[Data records for software interfaces]
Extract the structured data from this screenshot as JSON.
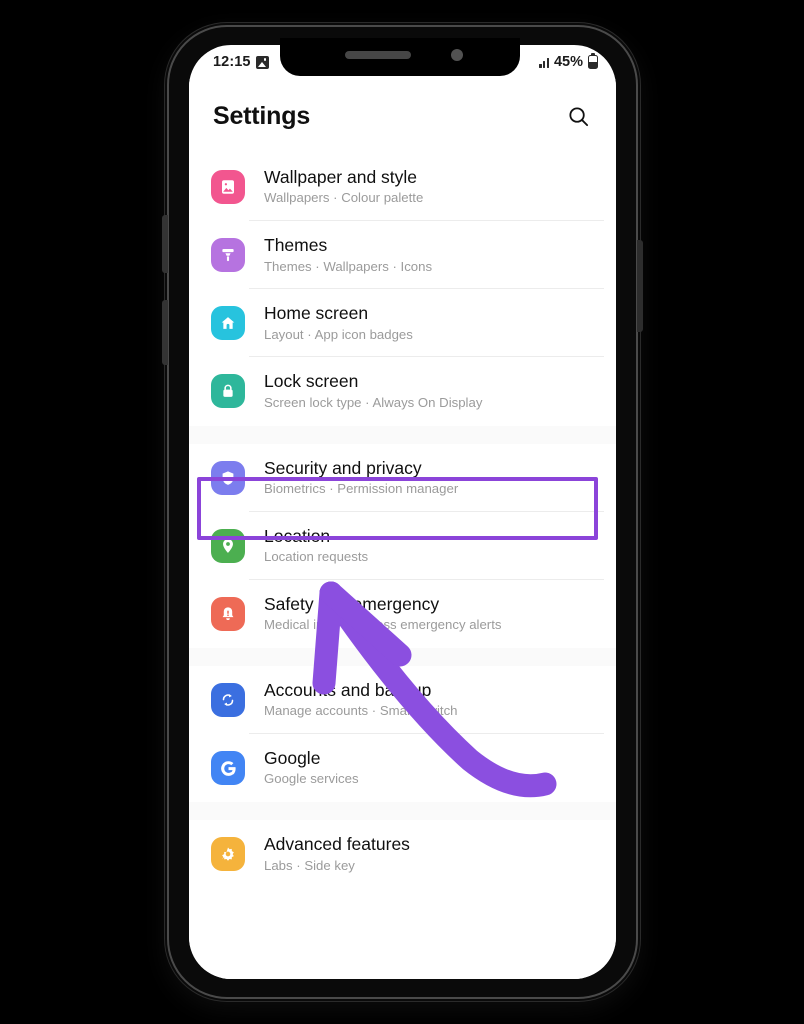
{
  "device": {
    "notch": {
      "speaker_icon": "speaker-grille",
      "camera_icon": "front-camera-dot"
    },
    "buttons": {
      "volume_up": "volume-up-button",
      "volume_down": "volume-down-button",
      "power": "power-button"
    }
  },
  "status_bar": {
    "time": "12:15",
    "gallery_icon": "gallery-icon",
    "signal_icon": "cellular-signal-icon",
    "battery_percent": "45%",
    "battery_icon": "battery-icon"
  },
  "header": {
    "title": "Settings",
    "search_icon": "search-icon"
  },
  "annotations": {
    "highlight_color": "#8B44D9",
    "highlight_target": "Security and privacy",
    "arrow_color": "#8B4FE0",
    "arrow_points_to": "Location"
  },
  "settings": {
    "groups": [
      {
        "items": [
          {
            "title": "Wallpaper and style",
            "subtitle": "Wallpapers  ·  Colour palette",
            "icon": "wallpaper-icon",
            "icon_bg": "#F2568F"
          },
          {
            "title": "Themes",
            "subtitle": "Themes  ·  Wallpapers  ·  Icons",
            "icon": "themes-brush-icon",
            "icon_bg": "#B673E0"
          },
          {
            "title": "Home screen",
            "subtitle": "Layout  ·  App icon badges",
            "icon": "home-icon",
            "icon_bg": "#27C3DE"
          },
          {
            "title": "Lock screen",
            "subtitle": "Screen lock type  ·  Always On Display",
            "icon": "lock-icon",
            "icon_bg": "#2EB79B"
          }
        ]
      },
      {
        "items": [
          {
            "title": "Security and privacy",
            "subtitle": "Biometrics  ·  Permission manager",
            "icon": "shield-icon",
            "icon_bg": "#7C7DEE",
            "highlighted": true
          },
          {
            "title": "Location",
            "subtitle": "Location requests",
            "icon": "location-pin-icon",
            "icon_bg": "#4CAF50"
          },
          {
            "title": "Safety and emergency",
            "subtitle": "Medical info  ·  Wireless emergency alerts",
            "icon": "emergency-bell-icon",
            "icon_bg": "#EE6A56"
          }
        ]
      },
      {
        "items": [
          {
            "title": "Accounts and backup",
            "subtitle": "Manage accounts  ·  Smart Switch",
            "icon": "sync-accounts-icon",
            "icon_bg": "#3B6FE0"
          },
          {
            "title": "Google",
            "subtitle": "Google services",
            "icon": "google-g-icon",
            "icon_bg": "#4285F4"
          }
        ]
      },
      {
        "items": [
          {
            "title": "Advanced features",
            "subtitle": "Labs  ·  Side key",
            "icon": "advanced-features-icon",
            "icon_bg": "#F5B33C"
          }
        ]
      }
    ]
  }
}
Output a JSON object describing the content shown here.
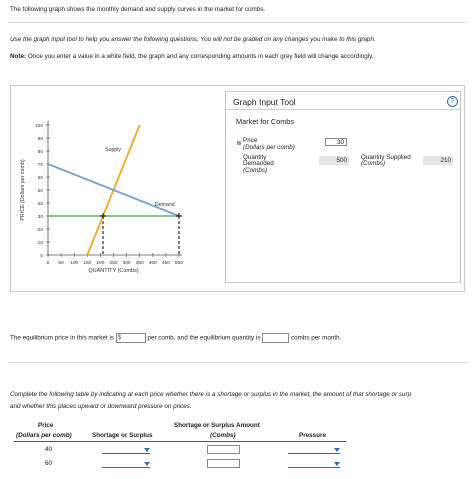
{
  "intro": "The following graph shows the monthly demand and supply curves in the market for combs.",
  "instructions": "Use the graph input tool to help you answer the following questions. You will not be graded on any changes you make to this graph.",
  "note_label": "Note:",
  "note_text": "Once you enter a value in a white field, the graph and any corresponding amounts in each grey field will change accordingly.",
  "tool": {
    "title": "Graph Input Tool",
    "help_icon": "question-circle-icon",
    "help_glyph": "?",
    "market_title": "Market for Combs",
    "price_label": "Price",
    "price_unit": "(Dollars per comb)",
    "price_value": "30",
    "qd_label_1": "Quantity",
    "qd_label_2": "Demanded",
    "qd_unit": "(Combs)",
    "qd_value": "500",
    "qs_label": "Quantity Supplied",
    "qs_unit": "(Combs)",
    "qs_value": "210"
  },
  "chart_data": {
    "type": "line",
    "ylabel": "PRICE (Dollars per comb)",
    "xlabel": "QUANTITY (Combs)",
    "xlim": [
      0,
      500
    ],
    "ylim": [
      0,
      100
    ],
    "xticks": [
      0,
      50,
      100,
      150,
      200,
      250,
      300,
      350,
      400,
      450,
      500
    ],
    "yticks": [
      0,
      10,
      20,
      30,
      40,
      50,
      60,
      70,
      80,
      90,
      100
    ],
    "series": [
      {
        "name": "Supply",
        "color": "#f5a623",
        "x": [
          150,
          350
        ],
        "y": [
          0,
          100
        ]
      },
      {
        "name": "Demand",
        "color": "#7a9fcf",
        "x": [
          0,
          500
        ],
        "y": [
          70,
          30
        ]
      }
    ],
    "price_line": {
      "value": 30,
      "color": "#5cb85c"
    },
    "markers": [
      {
        "x": 210,
        "y": 30
      },
      {
        "x": 500,
        "y": 30
      }
    ]
  },
  "q1": {
    "before": "The equilibrium price in this market is",
    "dollar": "$",
    "middle": "per comb, and the equilibrium quantity is",
    "after": "combs per month."
  },
  "q2": {
    "text_1": "Complete the following table by indicating at each price whether there is a shortage or surplus in the market, the amount of that shortage or surp",
    "text_2": "and whether this places upward or downward pressure on prices."
  },
  "table": {
    "col1_head_1": "Price",
    "col1_head_2": "(Dollars per comb)",
    "col2_head": "Shortage or Surplus",
    "col3_head_1": "Shortage or Surplus Amount",
    "col3_head_2": "(Combs)",
    "col4_head": "Pressure",
    "rows": [
      {
        "price": "40"
      },
      {
        "price": "60"
      }
    ]
  }
}
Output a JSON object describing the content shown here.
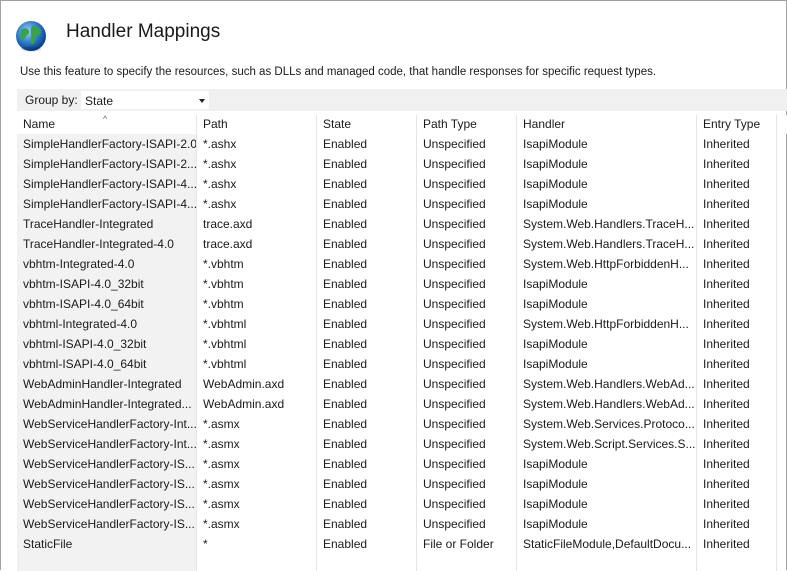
{
  "header": {
    "title": "Handler Mappings",
    "description": "Use this feature to specify the resources, such as DLLs and managed code, that handle responses for specific request types."
  },
  "toolbar": {
    "group_by_label": "Group by:",
    "group_by_value": "State"
  },
  "columns": [
    "Name",
    "Path",
    "State",
    "Path Type",
    "Handler",
    "Entry Type"
  ],
  "rows": [
    [
      "SimpleHandlerFactory-ISAPI-2.0",
      "*.ashx",
      "Enabled",
      "Unspecified",
      "IsapiModule",
      "Inherited"
    ],
    [
      "SimpleHandlerFactory-ISAPI-2...",
      "*.ashx",
      "Enabled",
      "Unspecified",
      "IsapiModule",
      "Inherited"
    ],
    [
      "SimpleHandlerFactory-ISAPI-4...",
      "*.ashx",
      "Enabled",
      "Unspecified",
      "IsapiModule",
      "Inherited"
    ],
    [
      "SimpleHandlerFactory-ISAPI-4...",
      "*.ashx",
      "Enabled",
      "Unspecified",
      "IsapiModule",
      "Inherited"
    ],
    [
      "TraceHandler-Integrated",
      "trace.axd",
      "Enabled",
      "Unspecified",
      "System.Web.Handlers.TraceH...",
      "Inherited"
    ],
    [
      "TraceHandler-Integrated-4.0",
      "trace.axd",
      "Enabled",
      "Unspecified",
      "System.Web.Handlers.TraceH...",
      "Inherited"
    ],
    [
      "vbhtm-Integrated-4.0",
      "*.vbhtm",
      "Enabled",
      "Unspecified",
      "System.Web.HttpForbiddenH...",
      "Inherited"
    ],
    [
      "vbhtm-ISAPI-4.0_32bit",
      "*.vbhtm",
      "Enabled",
      "Unspecified",
      "IsapiModule",
      "Inherited"
    ],
    [
      "vbhtm-ISAPI-4.0_64bit",
      "*.vbhtm",
      "Enabled",
      "Unspecified",
      "IsapiModule",
      "Inherited"
    ],
    [
      "vbhtml-Integrated-4.0",
      "*.vbhtml",
      "Enabled",
      "Unspecified",
      "System.Web.HttpForbiddenH...",
      "Inherited"
    ],
    [
      "vbhtml-ISAPI-4.0_32bit",
      "*.vbhtml",
      "Enabled",
      "Unspecified",
      "IsapiModule",
      "Inherited"
    ],
    [
      "vbhtml-ISAPI-4.0_64bit",
      "*.vbhtml",
      "Enabled",
      "Unspecified",
      "IsapiModule",
      "Inherited"
    ],
    [
      "WebAdminHandler-Integrated",
      "WebAdmin.axd",
      "Enabled",
      "Unspecified",
      "System.Web.Handlers.WebAd...",
      "Inherited"
    ],
    [
      "WebAdminHandler-Integrated...",
      "WebAdmin.axd",
      "Enabled",
      "Unspecified",
      "System.Web.Handlers.WebAd...",
      "Inherited"
    ],
    [
      "WebServiceHandlerFactory-Int...",
      "*.asmx",
      "Enabled",
      "Unspecified",
      "System.Web.Services.Protoco...",
      "Inherited"
    ],
    [
      "WebServiceHandlerFactory-Int...",
      "*.asmx",
      "Enabled",
      "Unspecified",
      "System.Web.Script.Services.S...",
      "Inherited"
    ],
    [
      "WebServiceHandlerFactory-IS...",
      "*.asmx",
      "Enabled",
      "Unspecified",
      "IsapiModule",
      "Inherited"
    ],
    [
      "WebServiceHandlerFactory-IS...",
      "*.asmx",
      "Enabled",
      "Unspecified",
      "IsapiModule",
      "Inherited"
    ],
    [
      "WebServiceHandlerFactory-IS...",
      "*.asmx",
      "Enabled",
      "Unspecified",
      "IsapiModule",
      "Inherited"
    ],
    [
      "WebServiceHandlerFactory-IS...",
      "*.asmx",
      "Enabled",
      "Unspecified",
      "IsapiModule",
      "Inherited"
    ],
    [
      "StaticFile",
      "*",
      "Enabled",
      "File or Folder",
      "StaticFileModule,DefaultDocu...",
      "Inherited"
    ]
  ],
  "icons": {
    "feature_icon": "globe-icon",
    "dropdown_icon": "chevron-down-icon",
    "sort_icon": "sort-ascending-icon"
  },
  "colors": {
    "toolbar_bg": "#f0f0f0",
    "name_column_bg": "#f2f2f2",
    "grid_line": "#e5e5e5"
  }
}
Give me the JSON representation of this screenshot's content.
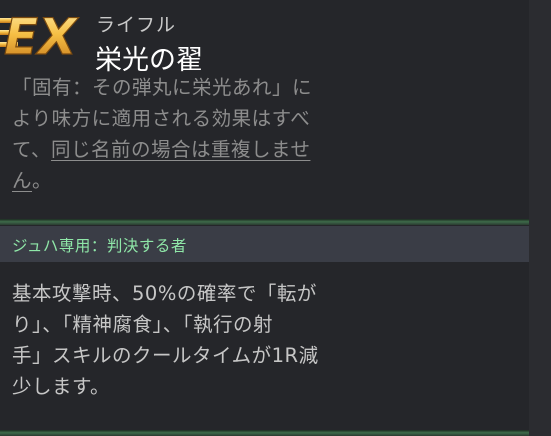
{
  "header": {
    "logo": "EX",
    "item_type": "ライフル",
    "item_name": "栄光の翟"
  },
  "description": {
    "lines": [
      "「固有：その弾丸に栄光あれ」に",
      "より味方に適用される効果はすべ",
      "て、",
      "同じ名前の場合は重複しませ",
      "ん",
      "。"
    ]
  },
  "exclusive": {
    "label": "ジュハ専用：判決する者",
    "lines": [
      "基本攻撃時、50%の確率で「転が",
      "り」、「精神腐食」、「執行の射",
      "手」スキルのクールタイムが1R減",
      "少します。"
    ]
  },
  "colors": {
    "background": "#25262a",
    "accent_green": "#8fe7a8",
    "logo_gold": "#f3b73a"
  }
}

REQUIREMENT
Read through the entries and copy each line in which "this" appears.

RESPONSE TO THE EXERCISE
Extract the structured data from this screenshot as JSON.
  "instructions": "Use the graph input tool to help you answer the following questions. You will not be graded on any changes you make to this graph.",
    "before": "The equilibrium price in this market is",
    "text_2": "and whether this places upward or downward pressure on prices."
    "description": "Use this feature to specify the resources, such as DLLs and managed code, that handle responses for specific request types."
Give me the JSON representation of this screenshot's content.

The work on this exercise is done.